As schools are closed, and kids and parents are stuck at home, it can be hard to maintain structure that will keep your child occupied while still learning new concepts. The Boh Center of Child Development at Ochsner Hospital for Children is here to help by providing daily activities that are engaging, educational and promote your child’s development. Check in weekly to try each new activity that your kid will love – in fact, they won’t even realize they are learning!
The first activity is a general activity to do at home that will help you get through the next month. You want to create an “enriched environment” for your children. Research indicates that an enriched environment supports the development of communication skills, social skills, cognitive skills and motor skills. How do you create an enriched environment?
Change up the environment of your house every few days. Change where the toys are placed, change where furniture is placed, add some tunnels in the hallway that your child must crawl through, and place things just out of reach. Create an environment that encourages children to adapt their behavior, expand their exploration skills and requires them to request things.
Develop a designated play area in the home that has blocks, dolls, figurines, costumes, items for pretend play and items to create with. Items that foster pretend play are transportation toys, construction sets, child-sized furniture, dress-up clothes, dolls with accessories, puppets and sand and water play toys. Pretend play promotes learning, memory and expression of feelings.
Studies show that children who engage in make-believe play have increased cognitive development, language usage and creativity. Acting out stories that involve multiple perspectives and characters’ feelings help them understand complex social situations from a young age.
Have your little one build a make-believe world such as a fairytale land or old Western town out of boxes, blocks or other household items. Then, put on your best costume and take direction from them to help act out different characters
Once your child wakes up, allow your child to step outside and check out the weather. If it is warm, what kind of clothes should they pick out? If it is a bit chilly, what kind of clothes should they wear that they can layer to take off as it heats up during the day?
This activity will teach kids cause and effect, as well as help with independence in dressing themselves in the morning. Reward them for picking out a great outfit with a treat they love.

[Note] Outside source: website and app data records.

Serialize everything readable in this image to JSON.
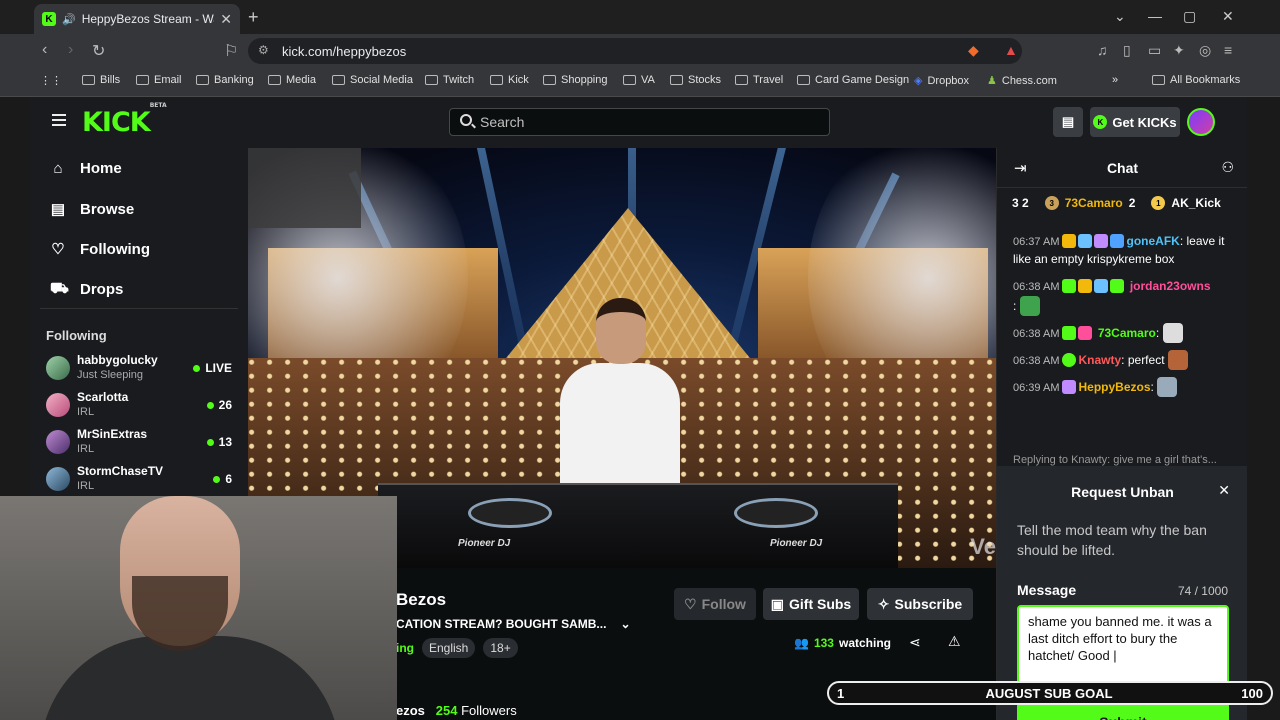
{
  "browser": {
    "tab_title": "HeppyBezos Stream - Watch",
    "url": "kick.com/heppybezos",
    "bookmarks": [
      "Bills",
      "Email",
      "Banking",
      "Media",
      "Social Media",
      "Twitch",
      "Kick",
      "Shopping",
      "VA",
      "Stocks",
      "Travel",
      "Card Game Design",
      "Dropbox",
      "Chess.com"
    ],
    "all_bookmarks": "All Bookmarks"
  },
  "header": {
    "logo": "KICK",
    "logo_sup": "BETA",
    "search_placeholder": "Search",
    "get_kicks": "Get KICKs"
  },
  "sidebar": {
    "nav": [
      {
        "label": "Home",
        "icon": "home-icon"
      },
      {
        "label": "Browse",
        "icon": "browse-icon"
      },
      {
        "label": "Following",
        "icon": "heart-icon"
      },
      {
        "label": "Drops",
        "icon": "drops-icon"
      }
    ],
    "following_title": "Following",
    "following": [
      {
        "name": "habbygolucky",
        "category": "Just Sleeping",
        "count": "LIVE"
      },
      {
        "name": "Scarlotta",
        "category": "IRL",
        "count": "26"
      },
      {
        "name": "MrSinExtras",
        "category": "IRL",
        "count": "13"
      },
      {
        "name": "StormChaseTV",
        "category": "IRL",
        "count": "6"
      }
    ]
  },
  "video": {
    "watermark": "Ve",
    "brand": "Pioneer DJ"
  },
  "stream": {
    "name": "Bezos",
    "title": "CATION STREAM? BOUGHT SAMB...",
    "tag_prefix": "ing",
    "tags": [
      "English",
      "18+"
    ],
    "follow": "Follow",
    "gift_subs": "Gift Subs",
    "subscribe": "Subscribe",
    "watching_count": "133",
    "watching_label": "watching",
    "followers_name": "ezos",
    "followers_count": "254",
    "followers_label": "Followers"
  },
  "chat": {
    "title": "Chat",
    "gifters": [
      {
        "name": "",
        "count": "3 2"
      },
      {
        "name": "73Camaro",
        "count": "2"
      },
      {
        "name": "AK_Kick",
        "count": ""
      }
    ],
    "messages": [
      {
        "time": "06:37 AM",
        "user": "goneAFK",
        "color": "#4fc3f7",
        "text": "leave it like an empty krispykreme box"
      },
      {
        "time": "06:38 AM",
        "user": "jordan23owns",
        "color": "#ff4f9a",
        "text": ":"
      },
      {
        "time": "06:38 AM",
        "user": "73Camaro",
        "color": "#53fc18",
        "text": ":"
      },
      {
        "time": "06:38 AM",
        "user": "Knawty",
        "color": "#ff5a5a",
        "text": ": perfect"
      },
      {
        "time": "06:39 AM",
        "user": "HeppyBezos",
        "color": "#f2b80c",
        "text": ":"
      }
    ],
    "reply_preview": "Replying to Knawty: give me a girl that's..."
  },
  "unban": {
    "title": "Request Unban",
    "description": "Tell the mod team why the ban should be lifted.",
    "message_label": "Message",
    "char_count": "74 / 1000",
    "message_value": "shame you banned me. it was a last ditch effort to bury the hatchet/ Good |",
    "submit": "Submit"
  },
  "sub_goal": {
    "left": "1",
    "label": "AUGUST SUB GOAL",
    "right": "100"
  },
  "colors": {
    "accent": "#53fc18",
    "bg": "#0b0e0f",
    "panel": "#191b1f"
  }
}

If you want to work on concepts and colors, conduct a matching activity. Color three circles on a sheet of paper. Start with green, red and blue. As your child advances or if they are a little bit older, add more colors to the activity. Have your child find objects around the house that are also those three colors. Show your child how to sort the objects into the three color groups.
You can make this activity into a competition by setting a timer and having your child gather and sort as many items as they can in the allotted time.
Music is a great way to teach music skills, creativity and inhibitory control. Inhibition is the ability to stop doing whatever they are doing in response to a stimulus. This activity helps with self-control and following directions.
To work on these skills, have a dance party and periodically stop the music. When the music stops, they must freeze in whatever silly position they are in.
Other ways to teach inhibitory skills are classic games like “red light, green light” and “Simon says!”
The information in this blog post is accurate at the time of publication. However, as the situation surrounding COVID-19 continues to change, it's possible that information has changed since being published. While Ochsner Health is trying to keep our blog posts as up-to-date as possible, we also encourage readers to stay informed on news and recommendations by using the CDC website.